Kevin McLaughlin Photo by Vera LaMarche

When Science magazine named cancer immunotherapy the “Breakthrough of the Year” in 2013, it was with some trepidation. Staff writer Jennifer Couzin-Frankel of Science wrote that selecting cancer immunotherapy was “a topic of internal debate, even anxiety” among her colleagues.

“In celebrating cancer immunotherapy—harnessing the immune system to battle tumors—did we risk hyping an approach whose ultimate impact remains unknown?” Couzin-Frankel wrote. “Were we irresponsible to label as a breakthrough a strategy that has touched a tiny fraction of cancer patients and helped only some of them?”

In the end, the magazine—which covers all kinds of science, not just life science or medicine—concluded that cancer immunotherapy “passes the test” as a breakthrough, citing clinical trial data showing positive outcomes and anecdotal evidence revealing remarkable results.

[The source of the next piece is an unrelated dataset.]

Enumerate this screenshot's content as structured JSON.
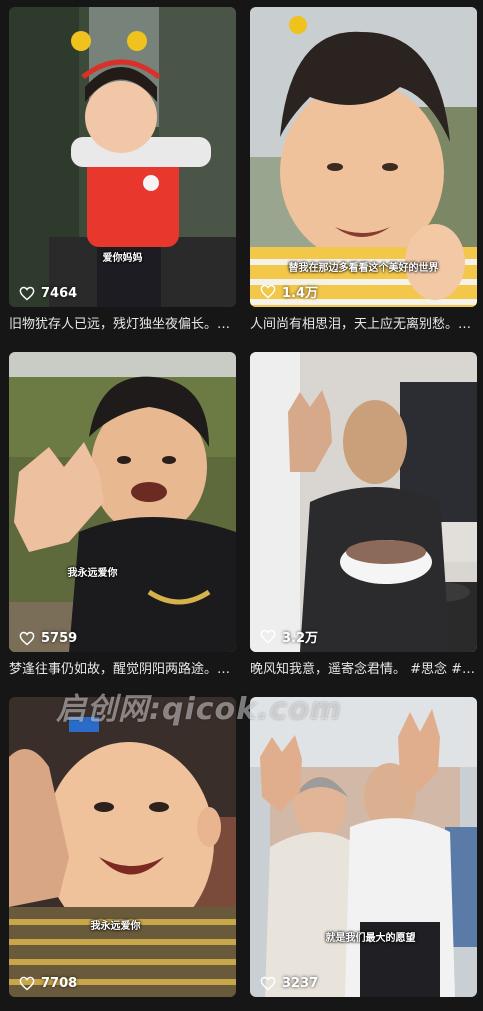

Among the immunotherapy successes is a patient whose story is recounted by Cancer Today writer Alexandra Goho. Roslyn Meyer was diagnosed with stage IV melanoma in 2005, and by 2008, the cancer had spread throughout her abdomen. Meyer had enrolled in a cancer immunotherapy clinical trial at the National Cancer Institute that was testing a form of the treatment never before tried on humans. “But I also understood that I was dead if I didn’t have it,” she says of the therapy, in which immune system cells called T cells were removed from her body, grown by the billions in a lab, and infused back into her body to fight her cancer. By March 2009 she had no signs of cancer and has remained that way for five years.

Meyer’s treatment, called adoptive immunotherapy, is just one method researchers are investigating for turning the immune system against cancer. The drug Yervoy (ipilimumab), approved by​ the U.S. Food and Drug Administration in March 2011 for patients with metastatic melanoma, uses another approach. It binds to a protein called CTLA-4 that puts the brakes on T cells in the immune system. Once Yervoy disables the brakes, the T cells are unleashed to destroy melanoma cells. Other drugs in the immunotherapy pipeline target additional proteins that also can block 
T cell activity.

In her Science column, Couzin-Frankel noted that so far immunotherapy has benefited only a small fraction of cancer patients. The three traditional pillars of cancer treatment—surgery, radiation therapy and chemotherapy—are still the go-to treatments for most patients. But the promise of immunotherapy may be fulfilled for more patients by combining immunotherapies or by using immunotherapy in tandem with traditional cancer therapies.

Oncologist Drew Pardoll thinks treating cancer through immunotherapy has reached a turning point. Writing in 
the AACR Cancer Progress Report 2013, Pardoll—the director of cancer immunology at the Sidney Kimmel Comprehensive Cancer Center at Johns Hopkins Medicine in Baltimore—adds molecularly targeted therapies as a fourth pillar of treatment, and goes on to say, “I have such confidence in the potential of immunotherapy that I think the years from 2010 to 2015 will be looked at historically as the time that immunotherapy became the fifth pillar of cancer treatment.”

These advances in treating cancer are real and exciting, but if they are to become widely available, more research is needed. Funding for biomedical research should be “a national priority,” says oncologist Charles L. Sawyers, the 2013-14 president of the American Association for Cancer Research and the chair of the Human Oncology and Pathogenesis Program at Memorial Sloan Kettering Cancer Center in New York City. Congress took a step in the right direction by rolling back the sequester—the mandatory cuts in federal spending in 2013—and restoring some of the biomedical research funding lost last year in the 2014 federal budget. But it’s not enough.

This year many legislators are up for re-election. If you think cancer research that leads to breakthroughs like immunotherapy is important and should be supported by the federal government, now is a good time to hold candidates’ feet to the fire. Contact legislators running for re-election and their opponents and let them know your vote will depend on whether they consider federal funding for biomedical research a national priority.